Horizon 2020 spending approval

22 November 2013

The European Parliament has approved a new €1.6 billion ($2.2 billion) spending program for nuclear energy research, as part of the €78.6 billion ($106.3 billion) Horizon 2020 research and innovation program.

Of that budget, €636 million ($860 million) will be set aside for nuclear fusion research, and €318 million ($430 million) for fission.

The parliament also approved a separate spending program to support the ITER fusion reactor project, which will have an additional €2.5 billion ($3.5 billion) set aside. Both budgets will be spent between 2014 and 2020.

EU research commissioner Máire Geoghegan-Quinn said, "This is a vote of confidence in the power of EU research and innovation funding. It paves the way for more investment in knowledge and competitiveness in Europe."

Lidia Borrell-Damián, the director of research and innovation for the European University Association, said the overall increase of research funding over the €54 billion ($73 billion) assigned to the outgoing EU Seventh Framework Program (FP7) for research, was "very welcome."

The European Commission (EC) should release its first Horizon 2020 calls for proposals next month, which should include more information on rules regarding the selection of successful projects. These are as yet unclear. The commission has said it wants a more open selection process than in past EU framework programs. These have asked for feedback on potential projects on the basis of broad research policy priorities.
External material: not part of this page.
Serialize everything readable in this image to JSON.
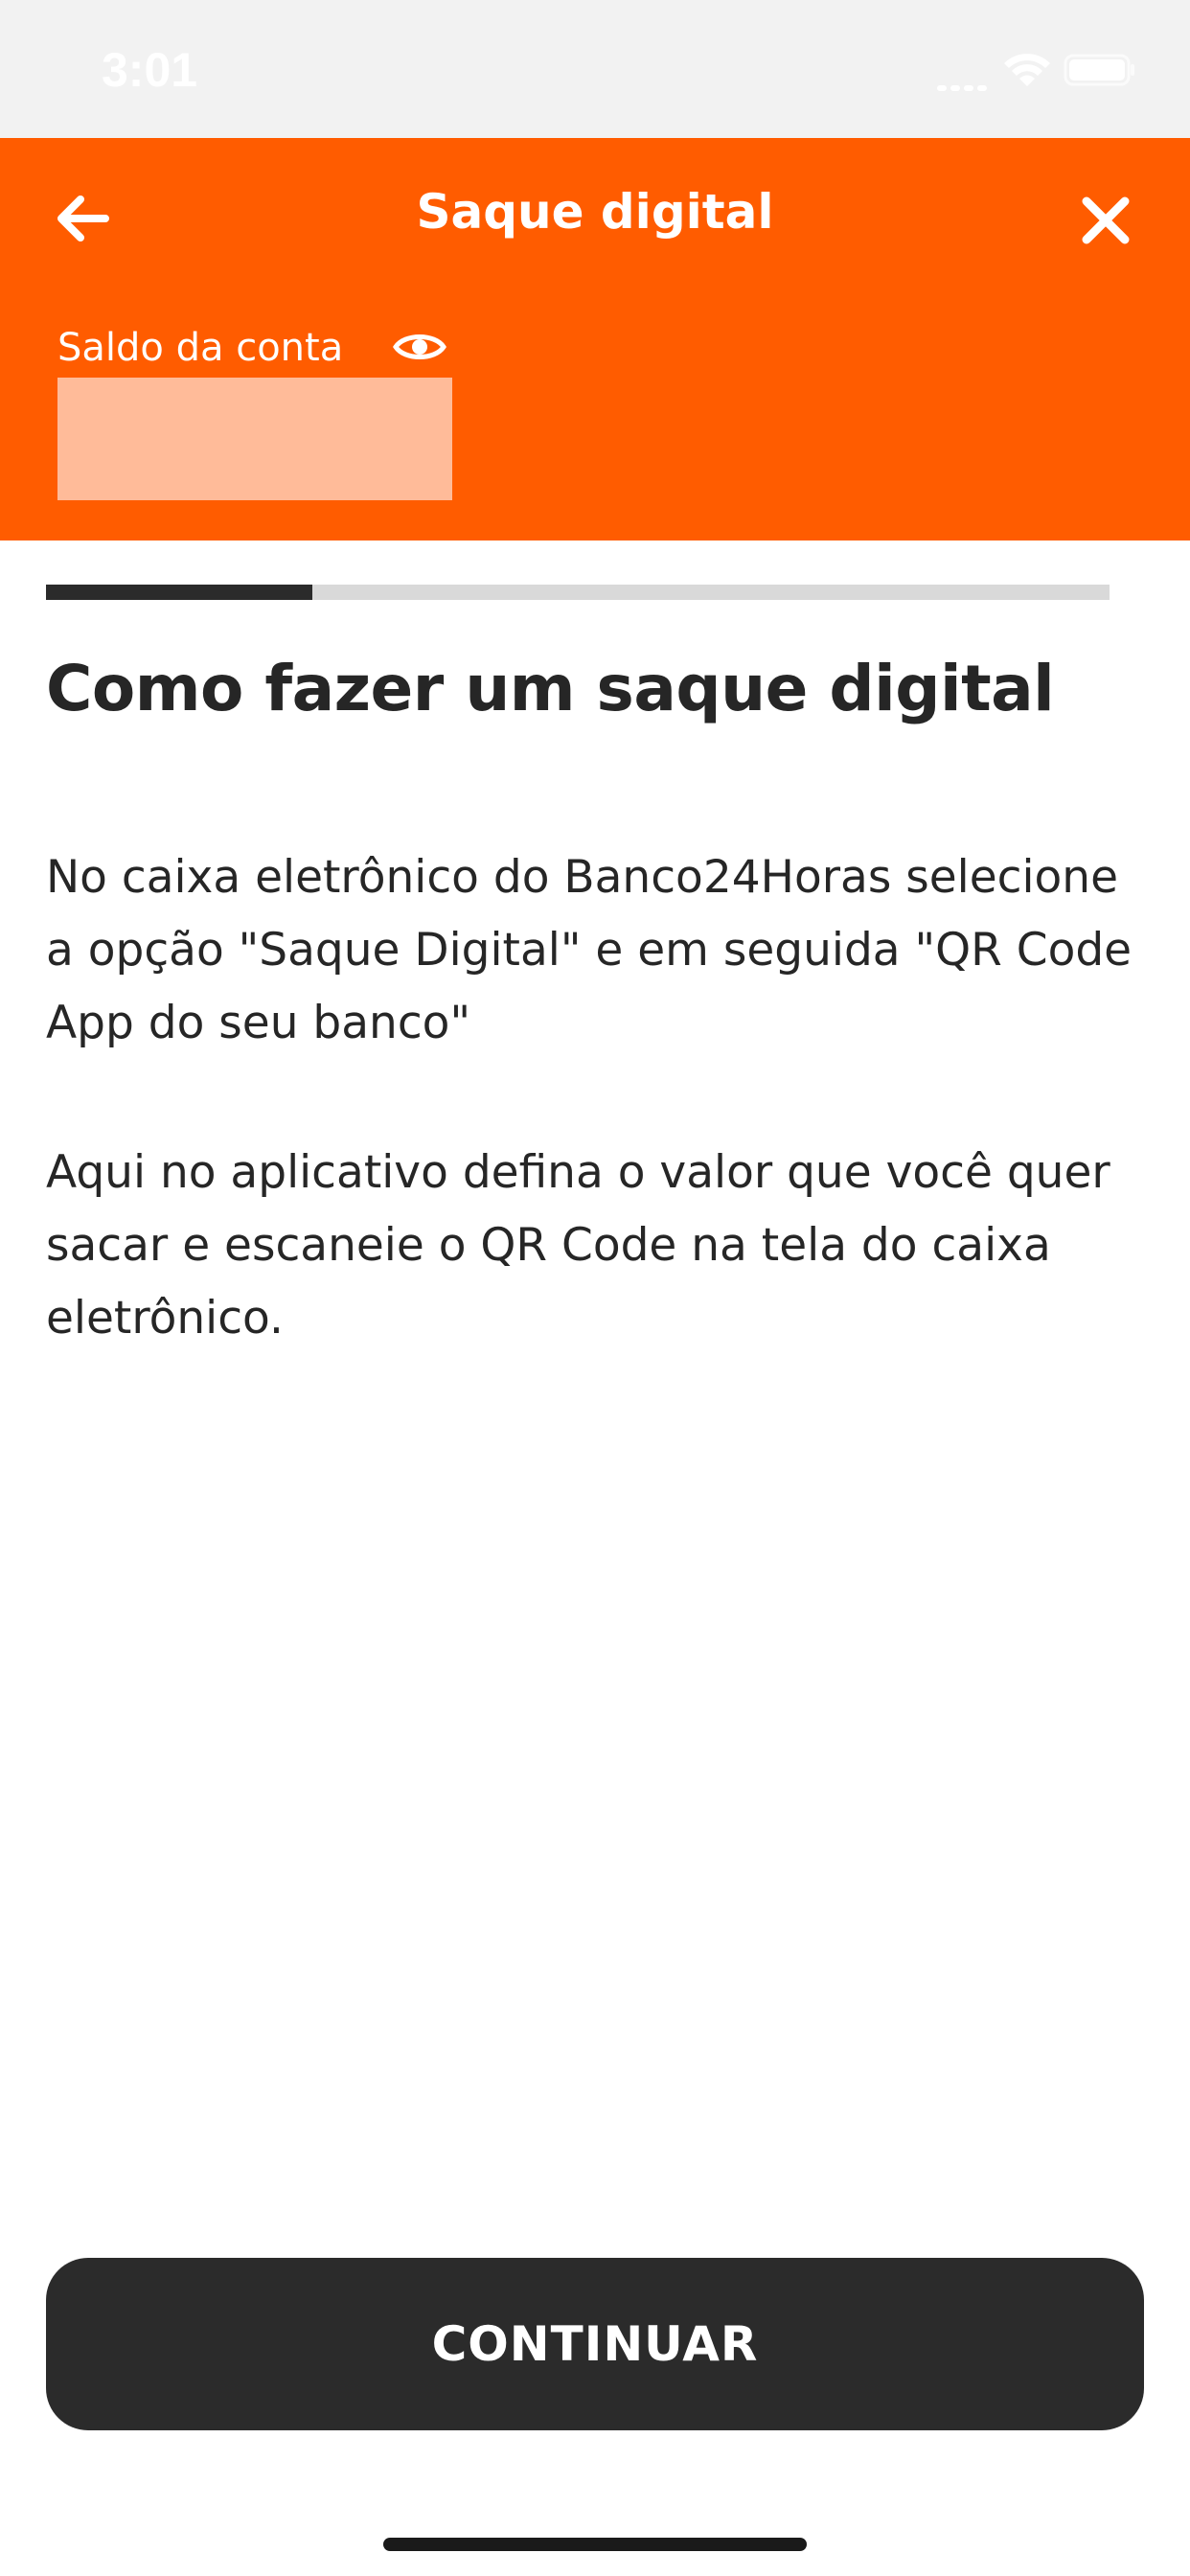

This was then turned into detailed calls for proposals that have often limited the number of applicants.

With Horizon 2020, the EC is expected to request less detailed calls for proposals, having dispensed with the initial round of consultation. The aim is to increase competition for funding, prompting the development of more proposals.

As for the €1.6 billion ($2.2 billion) Euratom portion of Horizon 2020 spending, special funding rules will apply, explained the European Commission. "Because of its different legal base, the budget for Euratom is set for five years (until 2018 included). For the years 2014-2018, the budget is foreseen to be €1.6 billion and an 'envelope' for the years 2019-2020 is estimated for a total amount of €770 million ($1042 million)," it added.

While approving these spending programs, the parliament also amended its regulations, influencing how the money will be spent. As regards the general nuclear research program, parliamentarians called, for instance, for a focus on decommissioning and dismantling. It explained: "These are promising market areas, given the relevant scientific advances and safety imperatives." It said the EU "must acquire the best possible technologies for this work, which will involve increasingly sophisticated techniques (such as underwater cutting, laser cutting and state-of-the-art robots to eliminate human intervention)."

As for the ITER program, the parliament added a commitment to develop a communications program to keep EU citizens "fully informed of and consulted about nuclear fusion challenges, risks and safety." It also called for the development of a policy to develop a fusion sector service industry, which included small as well as large companies. The aim, it said, is to "prepare the European system for the fusion era."

By Keith Nuthall
for World Nuclear News